▶ **Exercise aim**
Determine how many lines of the listing below hold the string "Synchronous", then state that number alone.
********
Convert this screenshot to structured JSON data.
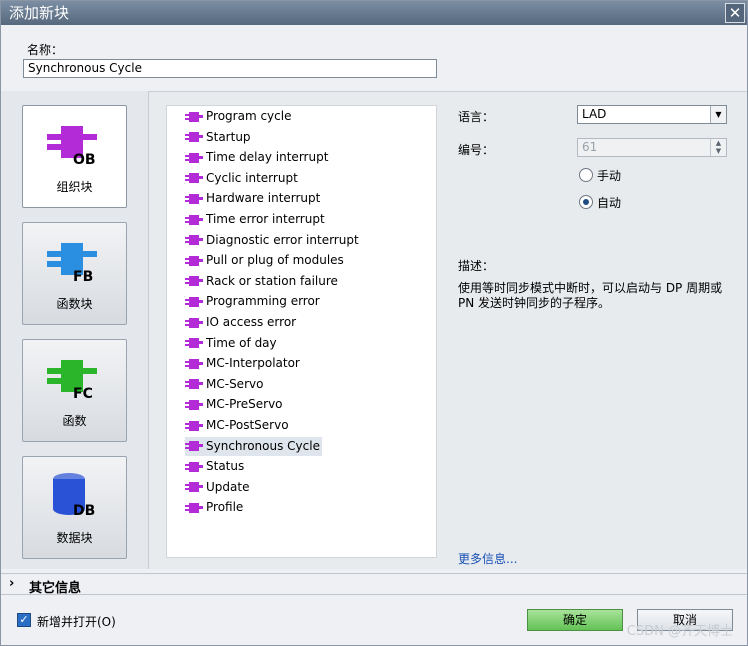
{
  "window": {
    "title": "添加新块",
    "close_label": "✕"
  },
  "name": {
    "label": "名称：",
    "value": "Synchronous Cycle"
  },
  "block_types": [
    {
      "label": "组织块",
      "tag": "OB",
      "color": "#b22bd6",
      "selected": true
    },
    {
      "label": "函数块",
      "tag": "FB",
      "color": "#2a8fe0",
      "selected": false
    },
    {
      "label": "函数",
      "tag": "FC",
      "color": "#2ab52a",
      "selected": false
    },
    {
      "label": "数据块",
      "tag": "DB",
      "color": "#2a52d6",
      "selected": false
    }
  ],
  "ob_list": [
    "Program cycle",
    "Startup",
    "Time delay interrupt",
    "Cyclic interrupt",
    "Hardware interrupt",
    "Time error interrupt",
    "Diagnostic error interrupt",
    "Pull or plug of modules",
    "Rack or station failure",
    "Programming error",
    "IO access error",
    "Time of day",
    "MC-Interpolator",
    "MC-Servo",
    "MC-PreServo",
    "MC-PostServo",
    "Synchronous Cycle",
    "Status",
    "Update",
    "Profile"
  ],
  "selected_index": 16,
  "props": {
    "language_label": "语言：",
    "language_value": "LAD",
    "number_label": "编号：",
    "number_value": "61",
    "manual_label": "手动",
    "auto_label": "自动",
    "description_label": "描述：",
    "description_text": "使用等时同步模式中断时，可以启动与 DP 周期或 PN 发送时钟同步的子程序。",
    "more_info": "更多信息..."
  },
  "other_info": {
    "chevron": "›",
    "label": "其它信息"
  },
  "footer": {
    "open_label": "新增并打开(O)",
    "ok_label": "确定",
    "cancel_label": "取消",
    "watermark": "CSDN @齐天博士"
  }
}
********
▶ **Answer area**
2